▶ [Aim of the task]
Omitting the pictures, output all of the records precisely as written.

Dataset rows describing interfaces
= Beginning of Section =

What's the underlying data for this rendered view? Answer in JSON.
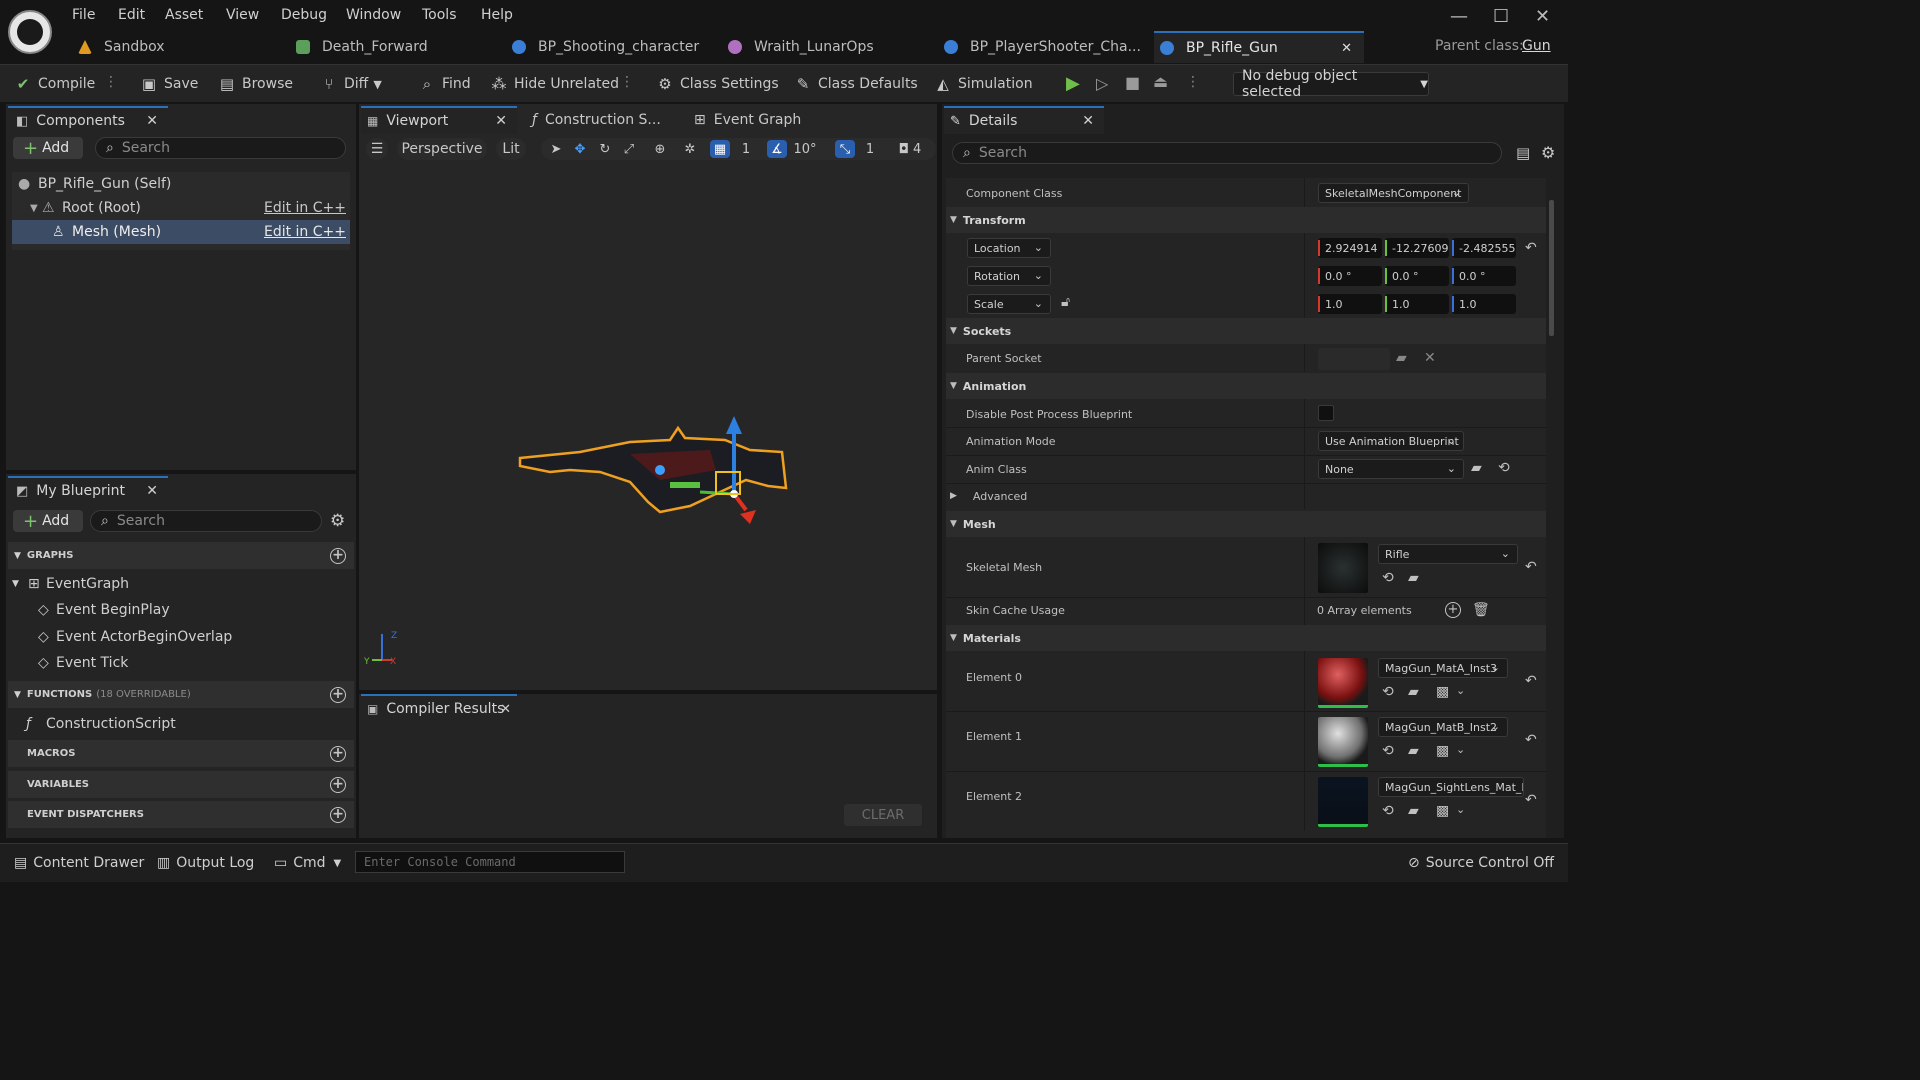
{
  "menu": [
    "File",
    "Edit",
    "Asset",
    "View",
    "Debug",
    "Window",
    "Tools",
    "Help"
  ],
  "tabs": [
    {
      "label": "Sandbox",
      "color": "#e09a22"
    },
    {
      "label": "Death_Forward",
      "color": "#5aa05a"
    },
    {
      "label": "BP_Shooting_character",
      "color": "#3a7fd5"
    },
    {
      "label": "Wraith_LunarOps",
      "color": "#b070c0"
    },
    {
      "label": "BP_PlayerShooter_Cha...",
      "color": "#3a7fd5"
    },
    {
      "label": "BP_Rifle_Gun",
      "color": "#3a7fd5"
    }
  ],
  "parent_class": {
    "label": "Parent class:",
    "value": "Gun"
  },
  "toolbar": {
    "compile": "Compile",
    "save": "Save",
    "browse": "Browse",
    "diff": "Diff",
    "find": "Find",
    "hide_unrelated": "Hide Unrelated",
    "class_settings": "Class Settings",
    "class_defaults": "Class Defaults",
    "simulation": "Simulation",
    "debug_object": "No debug object selected"
  },
  "components": {
    "tab": "Components",
    "add": "Add",
    "search_placeholder": "Search",
    "items": [
      {
        "label": "BP_Rifle_Gun (Self)",
        "edit": ""
      },
      {
        "label": "Root (Root)",
        "edit": "Edit in C++"
      },
      {
        "label": "Mesh (Mesh)",
        "edit": "Edit in C++"
      }
    ]
  },
  "my_blueprint": {
    "tab": "My Blueprint",
    "add": "Add",
    "search_placeholder": "Search",
    "graphs_header": "GRAPHS",
    "event_graph": "EventGraph",
    "events": [
      "Event BeginPlay",
      "Event ActorBeginOverlap",
      "Event Tick"
    ],
    "functions_header": "FUNCTIONS",
    "functions_note": "(18 OVERRIDABLE)",
    "construction_script": "ConstructionScript",
    "macros_header": "MACROS",
    "variables_header": "VARIABLES",
    "dispatchers_header": "EVENT DISPATCHERS"
  },
  "viewport": {
    "tabs": [
      "Viewport",
      "Construction S...",
      "Event Graph"
    ],
    "perspective": "Perspective",
    "lit": "Lit",
    "grid_value": "1",
    "angle_value": "10°",
    "scale_value": "1",
    "camera_value": "4"
  },
  "compiler": {
    "tab": "Compiler Results",
    "clear": "CLEAR"
  },
  "details": {
    "tab": "Details",
    "search_placeholder": "Search",
    "component_class_label": "Component Class",
    "component_class": "SkeletalMeshComponent",
    "transform": "Transform",
    "location_label": "Location",
    "location": [
      "2.924914",
      "-12.27609",
      "-2.482555"
    ],
    "rotation_label": "Rotation",
    "rotation": [
      "0.0 °",
      "0.0 °",
      "0.0 °"
    ],
    "scale_label": "Scale",
    "scale": [
      "1.0",
      "1.0",
      "1.0"
    ],
    "sockets": "Sockets",
    "parent_socket": "Parent Socket",
    "animation": "Animation",
    "disable_pp": "Disable Post Process Blueprint",
    "anim_mode_label": "Animation Mode",
    "anim_mode": "Use Animation Blueprint",
    "anim_class_label": "Anim Class",
    "anim_class": "None",
    "advanced": "Advanced",
    "mesh": "Mesh",
    "skeletal_mesh_label": "Skeletal Mesh",
    "skeletal_mesh": "Rifle",
    "skin_cache_label": "Skin Cache Usage",
    "skin_cache": "0 Array elements",
    "materials": "Materials",
    "elements": [
      {
        "label": "Element 0",
        "value": "MagGun_MatA_Inst3"
      },
      {
        "label": "Element 1",
        "value": "MagGun_MatB_Inst2"
      },
      {
        "label": "Element 2",
        "value": "MagGun_SightLens_Mat_Inst"
      }
    ]
  },
  "status": {
    "content_drawer": "Content Drawer",
    "output_log": "Output Log",
    "cmd": "Cmd",
    "console_placeholder": "Enter Console Command",
    "source_control": "Source Control Off"
  }
}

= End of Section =

▶ [Response for this exercise]
What's the underlying data for this rendered view? Answer in JSON.
{
  "menu": [
    "File",
    "Edit",
    "Asset",
    "View",
    "Debug",
    "Window",
    "Tools",
    "Help"
  ],
  "tabs": [
    {
      "label": "Sandbox",
      "color": "#e09a22"
    },
    {
      "label": "Death_Forward",
      "color": "#5aa05a"
    },
    {
      "label": "BP_Shooting_character",
      "color": "#3a7fd5"
    },
    {
      "label": "Wraith_LunarOps",
      "color": "#b070c0"
    },
    {
      "label": "BP_PlayerShooter_Cha...",
      "color": "#3a7fd5"
    },
    {
      "label": "BP_Rifle_Gun",
      "color": "#3a7fd5"
    }
  ],
  "parent_class": {
    "label": "Parent class:",
    "value": "Gun"
  },
  "toolbar": {
    "compile": "Compile",
    "save": "Save",
    "browse": "Browse",
    "diff": "Diff",
    "find": "Find",
    "hide_unrelated": "Hide Unrelated",
    "class_settings": "Class Settings",
    "class_defaults": "Class Defaults",
    "simulation": "Simulation",
    "debug_object": "No debug object selected"
  },
  "components": {
    "tab": "Components",
    "add": "Add",
    "search_placeholder": "Search",
    "items": [
      {
        "label": "BP_Rifle_Gun (Self)",
        "edit": ""
      },
      {
        "label": "Root (Root)",
        "edit": "Edit in C++"
      },
      {
        "label": "Mesh (Mesh)",
        "edit": "Edit in C++"
      }
    ]
  },
  "my_blueprint": {
    "tab": "My Blueprint",
    "add": "Add",
    "search_placeholder": "Search",
    "graphs_header": "GRAPHS",
    "event_graph": "EventGraph",
    "events": [
      "Event BeginPlay",
      "Event ActorBeginOverlap",
      "Event Tick"
    ],
    "functions_header": "FUNCTIONS",
    "functions_note": "(18 OVERRIDABLE)",
    "construction_script": "ConstructionScript",
    "macros_header": "MACROS",
    "variables_header": "VARIABLES",
    "dispatchers_header": "EVENT DISPATCHERS"
  },
  "viewport": {
    "tabs": [
      "Viewport",
      "Construction S...",
      "Event Graph"
    ],
    "perspective": "Perspective",
    "lit": "Lit",
    "grid_value": "1",
    "angle_value": "10°",
    "scale_value": "1",
    "camera_value": "4"
  },
  "compiler": {
    "tab": "Compiler Results",
    "clear": "CLEAR"
  },
  "details": {
    "tab": "Details",
    "search_placeholder": "Search",
    "component_class_label": "Component Class",
    "component_class": "SkeletalMeshComponent",
    "transform": "Transform",
    "location_label": "Location",
    "location": [
      "2.924914",
      "-12.27609",
      "-2.482555"
    ],
    "rotation_label": "Rotation",
    "rotation": [
      "0.0 °",
      "0.0 °",
      "0.0 °"
    ],
    "scale_label": "Scale",
    "scale": [
      "1.0",
      "1.0",
      "1.0"
    ],
    "sockets": "Sockets",
    "parent_socket": "Parent Socket",
    "animation": "Animation",
    "disable_pp": "Disable Post Process Blueprint",
    "anim_mode_label": "Animation Mode",
    "anim_mode": "Use Animation Blueprint",
    "anim_class_label": "Anim Class",
    "anim_class": "None",
    "advanced": "Advanced",
    "mesh": "Mesh",
    "skeletal_mesh_label": "Skeletal Mesh",
    "skeletal_mesh": "Rifle",
    "skin_cache_label": "Skin Cache Usage",
    "skin_cache": "0 Array elements",
    "materials": "Materials",
    "elements": [
      {
        "label": "Element 0",
        "value": "MagGun_MatA_Inst3"
      },
      {
        "label": "Element 1",
        "value": "MagGun_MatB_Inst2"
      },
      {
        "label": "Element 2",
        "value": "MagGun_SightLens_Mat_Inst"
      }
    ]
  },
  "status": {
    "content_drawer": "Content Drawer",
    "output_log": "Output Log",
    "cmd": "Cmd",
    "console_placeholder": "Enter Console Command",
    "source_control": "Source Control Off"
  }
}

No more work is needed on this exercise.